- [Work task] Check every line of the entries for "JSON", and copy the lines that hold it.
- Opening Delimiter -
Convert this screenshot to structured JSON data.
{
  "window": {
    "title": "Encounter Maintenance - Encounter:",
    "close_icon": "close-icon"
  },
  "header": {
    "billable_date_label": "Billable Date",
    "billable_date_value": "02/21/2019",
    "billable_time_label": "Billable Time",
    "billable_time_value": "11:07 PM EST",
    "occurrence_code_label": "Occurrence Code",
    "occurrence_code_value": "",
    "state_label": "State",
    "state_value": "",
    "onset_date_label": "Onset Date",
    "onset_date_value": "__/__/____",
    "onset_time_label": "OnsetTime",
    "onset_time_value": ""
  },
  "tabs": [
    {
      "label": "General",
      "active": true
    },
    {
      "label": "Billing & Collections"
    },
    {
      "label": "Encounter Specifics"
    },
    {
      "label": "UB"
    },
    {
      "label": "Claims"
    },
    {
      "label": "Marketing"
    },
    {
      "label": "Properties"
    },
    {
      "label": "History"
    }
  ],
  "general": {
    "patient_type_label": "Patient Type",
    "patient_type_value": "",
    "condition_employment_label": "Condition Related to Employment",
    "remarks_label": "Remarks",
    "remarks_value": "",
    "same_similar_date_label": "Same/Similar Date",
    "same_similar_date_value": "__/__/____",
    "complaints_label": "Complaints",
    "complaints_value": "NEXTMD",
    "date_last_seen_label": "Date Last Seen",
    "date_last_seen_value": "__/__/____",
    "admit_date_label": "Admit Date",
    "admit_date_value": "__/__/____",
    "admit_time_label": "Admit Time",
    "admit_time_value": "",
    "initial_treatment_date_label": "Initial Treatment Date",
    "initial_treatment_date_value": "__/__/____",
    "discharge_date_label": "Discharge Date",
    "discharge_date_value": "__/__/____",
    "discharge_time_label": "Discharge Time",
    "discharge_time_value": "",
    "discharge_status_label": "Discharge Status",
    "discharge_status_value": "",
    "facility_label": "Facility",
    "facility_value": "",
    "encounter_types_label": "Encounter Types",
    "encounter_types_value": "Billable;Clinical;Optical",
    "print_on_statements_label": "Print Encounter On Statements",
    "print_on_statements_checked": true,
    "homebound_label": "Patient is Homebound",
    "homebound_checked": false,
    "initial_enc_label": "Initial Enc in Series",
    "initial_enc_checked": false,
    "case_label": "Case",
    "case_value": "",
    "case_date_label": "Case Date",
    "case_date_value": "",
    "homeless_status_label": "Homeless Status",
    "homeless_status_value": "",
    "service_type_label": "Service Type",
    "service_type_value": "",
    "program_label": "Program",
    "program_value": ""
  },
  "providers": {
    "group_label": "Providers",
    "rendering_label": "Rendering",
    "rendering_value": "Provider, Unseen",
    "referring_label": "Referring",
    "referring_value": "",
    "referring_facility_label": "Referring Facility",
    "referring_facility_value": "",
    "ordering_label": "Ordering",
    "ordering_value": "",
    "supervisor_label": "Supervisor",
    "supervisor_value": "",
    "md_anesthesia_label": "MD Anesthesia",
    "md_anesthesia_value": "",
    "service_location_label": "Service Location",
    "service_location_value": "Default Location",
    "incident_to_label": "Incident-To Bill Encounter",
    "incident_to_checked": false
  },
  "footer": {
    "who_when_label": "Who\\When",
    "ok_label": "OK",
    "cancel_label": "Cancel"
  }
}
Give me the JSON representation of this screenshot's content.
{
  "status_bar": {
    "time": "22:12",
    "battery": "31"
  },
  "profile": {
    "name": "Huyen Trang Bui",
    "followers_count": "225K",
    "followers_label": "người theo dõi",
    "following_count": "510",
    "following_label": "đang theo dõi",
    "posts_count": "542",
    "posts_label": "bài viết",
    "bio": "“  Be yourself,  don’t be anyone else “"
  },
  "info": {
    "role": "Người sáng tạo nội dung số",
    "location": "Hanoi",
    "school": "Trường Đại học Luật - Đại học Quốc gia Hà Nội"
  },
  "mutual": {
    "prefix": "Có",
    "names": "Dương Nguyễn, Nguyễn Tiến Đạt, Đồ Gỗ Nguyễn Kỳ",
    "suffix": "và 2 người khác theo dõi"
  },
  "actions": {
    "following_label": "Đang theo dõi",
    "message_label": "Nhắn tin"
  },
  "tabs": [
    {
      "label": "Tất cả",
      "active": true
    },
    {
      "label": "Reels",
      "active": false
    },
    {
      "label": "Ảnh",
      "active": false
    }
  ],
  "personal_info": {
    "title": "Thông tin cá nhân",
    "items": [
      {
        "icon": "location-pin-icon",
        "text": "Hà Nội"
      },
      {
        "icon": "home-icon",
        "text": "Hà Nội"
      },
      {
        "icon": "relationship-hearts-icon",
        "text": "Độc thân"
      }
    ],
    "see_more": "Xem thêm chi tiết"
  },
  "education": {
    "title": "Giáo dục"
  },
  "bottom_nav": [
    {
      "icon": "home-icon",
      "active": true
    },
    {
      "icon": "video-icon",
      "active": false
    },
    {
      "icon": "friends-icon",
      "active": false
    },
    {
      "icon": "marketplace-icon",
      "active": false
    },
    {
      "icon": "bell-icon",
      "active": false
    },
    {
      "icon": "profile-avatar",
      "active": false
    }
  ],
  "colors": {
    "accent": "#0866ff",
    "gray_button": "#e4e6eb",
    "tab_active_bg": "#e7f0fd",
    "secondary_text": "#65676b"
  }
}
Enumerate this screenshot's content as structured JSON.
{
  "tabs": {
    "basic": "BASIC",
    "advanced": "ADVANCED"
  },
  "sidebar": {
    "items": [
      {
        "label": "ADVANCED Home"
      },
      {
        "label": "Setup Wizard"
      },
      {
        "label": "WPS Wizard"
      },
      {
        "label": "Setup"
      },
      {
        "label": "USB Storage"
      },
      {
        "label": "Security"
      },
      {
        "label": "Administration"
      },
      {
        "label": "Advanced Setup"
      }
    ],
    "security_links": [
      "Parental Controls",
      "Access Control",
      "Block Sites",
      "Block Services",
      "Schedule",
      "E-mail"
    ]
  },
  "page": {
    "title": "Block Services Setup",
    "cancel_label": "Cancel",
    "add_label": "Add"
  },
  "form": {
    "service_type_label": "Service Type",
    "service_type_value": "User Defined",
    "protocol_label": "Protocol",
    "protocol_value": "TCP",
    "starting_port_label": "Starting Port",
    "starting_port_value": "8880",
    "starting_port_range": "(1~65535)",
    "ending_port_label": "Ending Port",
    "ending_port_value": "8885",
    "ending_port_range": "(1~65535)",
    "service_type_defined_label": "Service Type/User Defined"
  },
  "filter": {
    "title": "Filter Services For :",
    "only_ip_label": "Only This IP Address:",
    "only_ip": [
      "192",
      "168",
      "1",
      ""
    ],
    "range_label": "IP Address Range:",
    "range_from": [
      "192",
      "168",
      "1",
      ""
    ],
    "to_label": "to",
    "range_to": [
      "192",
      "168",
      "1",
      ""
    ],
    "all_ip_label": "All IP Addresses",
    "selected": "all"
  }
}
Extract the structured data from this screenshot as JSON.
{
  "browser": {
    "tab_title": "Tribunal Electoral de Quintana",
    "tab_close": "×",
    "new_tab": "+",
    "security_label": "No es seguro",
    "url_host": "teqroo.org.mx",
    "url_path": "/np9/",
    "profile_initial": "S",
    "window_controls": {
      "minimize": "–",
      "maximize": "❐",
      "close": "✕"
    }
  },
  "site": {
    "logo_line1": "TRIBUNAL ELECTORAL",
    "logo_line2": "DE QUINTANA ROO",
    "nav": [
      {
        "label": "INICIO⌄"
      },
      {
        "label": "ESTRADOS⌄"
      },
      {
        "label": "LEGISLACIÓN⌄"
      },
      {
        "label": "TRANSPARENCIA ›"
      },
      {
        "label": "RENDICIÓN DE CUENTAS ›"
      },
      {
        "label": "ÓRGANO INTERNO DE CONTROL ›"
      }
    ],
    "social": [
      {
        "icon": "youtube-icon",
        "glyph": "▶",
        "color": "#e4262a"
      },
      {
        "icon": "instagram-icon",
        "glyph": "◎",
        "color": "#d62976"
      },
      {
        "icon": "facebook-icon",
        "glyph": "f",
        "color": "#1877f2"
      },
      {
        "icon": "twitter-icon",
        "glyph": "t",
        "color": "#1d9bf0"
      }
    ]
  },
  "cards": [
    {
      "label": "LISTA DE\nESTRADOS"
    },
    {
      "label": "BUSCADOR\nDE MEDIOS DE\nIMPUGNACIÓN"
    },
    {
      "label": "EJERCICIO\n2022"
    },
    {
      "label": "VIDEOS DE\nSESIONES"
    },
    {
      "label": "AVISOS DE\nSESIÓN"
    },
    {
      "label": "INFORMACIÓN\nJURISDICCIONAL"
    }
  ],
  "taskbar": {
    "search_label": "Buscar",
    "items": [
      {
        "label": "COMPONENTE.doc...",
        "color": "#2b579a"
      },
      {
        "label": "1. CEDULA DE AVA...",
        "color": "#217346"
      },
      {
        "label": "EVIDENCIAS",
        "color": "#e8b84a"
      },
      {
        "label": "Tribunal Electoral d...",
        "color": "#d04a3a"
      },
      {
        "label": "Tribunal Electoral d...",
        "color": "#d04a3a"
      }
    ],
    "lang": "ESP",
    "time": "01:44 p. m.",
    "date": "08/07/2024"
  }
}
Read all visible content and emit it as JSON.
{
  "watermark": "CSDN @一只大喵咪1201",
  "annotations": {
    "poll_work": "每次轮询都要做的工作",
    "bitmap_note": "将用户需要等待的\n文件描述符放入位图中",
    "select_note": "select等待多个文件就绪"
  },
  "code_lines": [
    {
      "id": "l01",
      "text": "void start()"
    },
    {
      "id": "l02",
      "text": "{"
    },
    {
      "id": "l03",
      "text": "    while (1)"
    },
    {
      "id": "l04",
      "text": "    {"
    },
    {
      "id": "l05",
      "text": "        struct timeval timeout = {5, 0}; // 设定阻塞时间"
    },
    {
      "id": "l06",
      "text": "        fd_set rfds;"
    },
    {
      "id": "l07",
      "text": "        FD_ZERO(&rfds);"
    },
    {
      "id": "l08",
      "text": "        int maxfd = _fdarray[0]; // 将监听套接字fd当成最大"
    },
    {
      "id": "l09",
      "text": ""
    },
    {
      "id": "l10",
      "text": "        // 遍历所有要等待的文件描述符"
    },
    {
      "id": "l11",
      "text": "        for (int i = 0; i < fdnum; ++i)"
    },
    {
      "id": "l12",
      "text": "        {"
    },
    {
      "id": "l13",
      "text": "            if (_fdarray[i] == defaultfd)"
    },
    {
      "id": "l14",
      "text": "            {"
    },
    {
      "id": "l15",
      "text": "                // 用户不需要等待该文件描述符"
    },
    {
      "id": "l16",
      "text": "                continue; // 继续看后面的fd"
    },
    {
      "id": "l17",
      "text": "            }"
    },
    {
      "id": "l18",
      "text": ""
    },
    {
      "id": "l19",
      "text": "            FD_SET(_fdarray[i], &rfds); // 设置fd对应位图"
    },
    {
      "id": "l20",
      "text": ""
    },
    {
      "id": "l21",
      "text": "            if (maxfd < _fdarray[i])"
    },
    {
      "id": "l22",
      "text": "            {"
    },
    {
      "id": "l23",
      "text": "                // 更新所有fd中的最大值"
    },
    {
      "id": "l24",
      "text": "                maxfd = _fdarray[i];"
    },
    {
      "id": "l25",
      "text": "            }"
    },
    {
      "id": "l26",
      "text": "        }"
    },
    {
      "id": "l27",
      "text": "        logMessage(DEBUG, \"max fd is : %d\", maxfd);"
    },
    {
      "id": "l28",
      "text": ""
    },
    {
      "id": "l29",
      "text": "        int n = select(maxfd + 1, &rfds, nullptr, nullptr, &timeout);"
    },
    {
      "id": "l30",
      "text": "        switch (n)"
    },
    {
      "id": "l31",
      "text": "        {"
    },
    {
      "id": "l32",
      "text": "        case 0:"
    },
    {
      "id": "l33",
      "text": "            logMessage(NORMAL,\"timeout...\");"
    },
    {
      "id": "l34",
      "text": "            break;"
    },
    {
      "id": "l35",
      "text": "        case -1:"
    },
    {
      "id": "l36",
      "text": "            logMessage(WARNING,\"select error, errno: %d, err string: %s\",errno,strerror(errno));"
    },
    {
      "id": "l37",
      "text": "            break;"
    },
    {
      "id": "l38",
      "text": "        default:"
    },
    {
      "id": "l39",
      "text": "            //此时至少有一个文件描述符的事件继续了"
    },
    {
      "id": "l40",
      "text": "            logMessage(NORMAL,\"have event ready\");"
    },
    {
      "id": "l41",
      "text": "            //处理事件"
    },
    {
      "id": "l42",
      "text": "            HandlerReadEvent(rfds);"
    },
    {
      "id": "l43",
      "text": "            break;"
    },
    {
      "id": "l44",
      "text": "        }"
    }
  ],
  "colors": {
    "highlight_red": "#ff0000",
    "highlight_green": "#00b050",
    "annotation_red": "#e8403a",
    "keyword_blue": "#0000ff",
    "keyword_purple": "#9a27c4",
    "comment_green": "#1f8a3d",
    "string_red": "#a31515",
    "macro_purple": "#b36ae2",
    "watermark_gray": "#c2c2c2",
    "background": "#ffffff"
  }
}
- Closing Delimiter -
- [Solved exercise]
Convert this screenshot to structured JSON data.
Give me the JSON representation of this screenshot's content.
Enumerate this screenshot's content as structured JSON.
Extract the structured data from this screenshot as JSON.
Read all visible content and emit it as JSON.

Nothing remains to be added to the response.